I’ve used sat-navs on a handful of occasions, the first being when delivering shopping for a major supermarket in Bromley - on that occasion, looking up residential streets I’d not heard of, I found the device useful. On a subsequent occasion, having forsaken my usual practice of using a map and my own knowledge of the area to just trust the sat-nav, I ended up feeling lost and disorientated and wondering why I was seeing signs for places I did not know were near. On yet another, a work colleague insisted on putting the sat-nav on for a simple journey from Colchester to east London, and got angry with me when I ignored the demands of his toy and followed what I knew (namely, that the A12 led to where we were going), causing the estimated arrival time to slip back a few minutes (it would have slipped back a lot further if I had taken the recommended route - via the M25 and M11 - and we had hit a jam).

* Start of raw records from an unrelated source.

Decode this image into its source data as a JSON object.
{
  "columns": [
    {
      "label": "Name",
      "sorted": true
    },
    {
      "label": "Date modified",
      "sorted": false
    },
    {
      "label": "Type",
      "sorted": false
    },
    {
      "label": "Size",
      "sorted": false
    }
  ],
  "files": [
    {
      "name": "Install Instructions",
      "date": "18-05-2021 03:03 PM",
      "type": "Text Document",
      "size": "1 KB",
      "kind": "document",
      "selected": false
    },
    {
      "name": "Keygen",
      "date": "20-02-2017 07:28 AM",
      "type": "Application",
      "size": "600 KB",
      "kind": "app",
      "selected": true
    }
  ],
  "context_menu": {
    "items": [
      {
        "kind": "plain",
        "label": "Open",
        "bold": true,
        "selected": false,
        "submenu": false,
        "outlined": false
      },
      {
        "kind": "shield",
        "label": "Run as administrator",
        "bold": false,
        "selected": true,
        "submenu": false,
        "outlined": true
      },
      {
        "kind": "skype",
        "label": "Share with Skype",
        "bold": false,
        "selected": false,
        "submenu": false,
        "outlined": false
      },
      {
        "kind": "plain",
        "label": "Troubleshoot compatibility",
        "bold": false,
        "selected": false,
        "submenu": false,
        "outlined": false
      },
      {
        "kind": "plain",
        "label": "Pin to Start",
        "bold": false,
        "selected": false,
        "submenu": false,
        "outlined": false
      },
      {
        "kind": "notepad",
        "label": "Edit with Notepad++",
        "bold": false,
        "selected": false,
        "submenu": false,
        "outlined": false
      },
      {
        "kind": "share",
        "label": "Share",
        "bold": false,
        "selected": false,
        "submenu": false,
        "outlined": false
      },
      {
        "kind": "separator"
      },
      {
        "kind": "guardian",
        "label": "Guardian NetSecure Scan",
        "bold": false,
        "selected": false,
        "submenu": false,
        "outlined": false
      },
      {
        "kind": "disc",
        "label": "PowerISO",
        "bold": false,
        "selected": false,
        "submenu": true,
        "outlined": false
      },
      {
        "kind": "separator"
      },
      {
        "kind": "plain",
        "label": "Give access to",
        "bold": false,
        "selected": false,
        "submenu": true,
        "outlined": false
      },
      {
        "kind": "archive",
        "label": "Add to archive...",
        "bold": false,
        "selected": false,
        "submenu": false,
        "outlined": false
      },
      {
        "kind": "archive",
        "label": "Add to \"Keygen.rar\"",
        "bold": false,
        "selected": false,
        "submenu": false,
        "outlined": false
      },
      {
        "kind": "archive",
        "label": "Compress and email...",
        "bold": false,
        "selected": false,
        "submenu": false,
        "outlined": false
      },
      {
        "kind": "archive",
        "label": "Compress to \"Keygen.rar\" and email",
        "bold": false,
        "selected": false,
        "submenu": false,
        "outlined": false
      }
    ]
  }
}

I actually went out and had a look at what was on offer, and could not find a device for less than £150, which should not have surprised me really given that they are essentially small computers with a huge amount of data stored within them. Some devices cost a lot more than that. I’m actually quite fond of technology and computerised gadgets, but could certainly do without one which would basically rust my geographical knowledge and my own navigation skills. The problem is, of course, that I would probably have to pay for my own tracking device for the purpose of the police-state road tax, unless we get ourselves a government which won’t rob us of our liberties on phony “green” grounds.
Possibly Related Posts:
- London driving and the heatwave
- Garmin’s four-day outage reflects incompetence
- Trucking in the time of Coronavirus
- Boris Johnson’s vision: tabloid mob rule
- Review: Britain’s Killer Motorways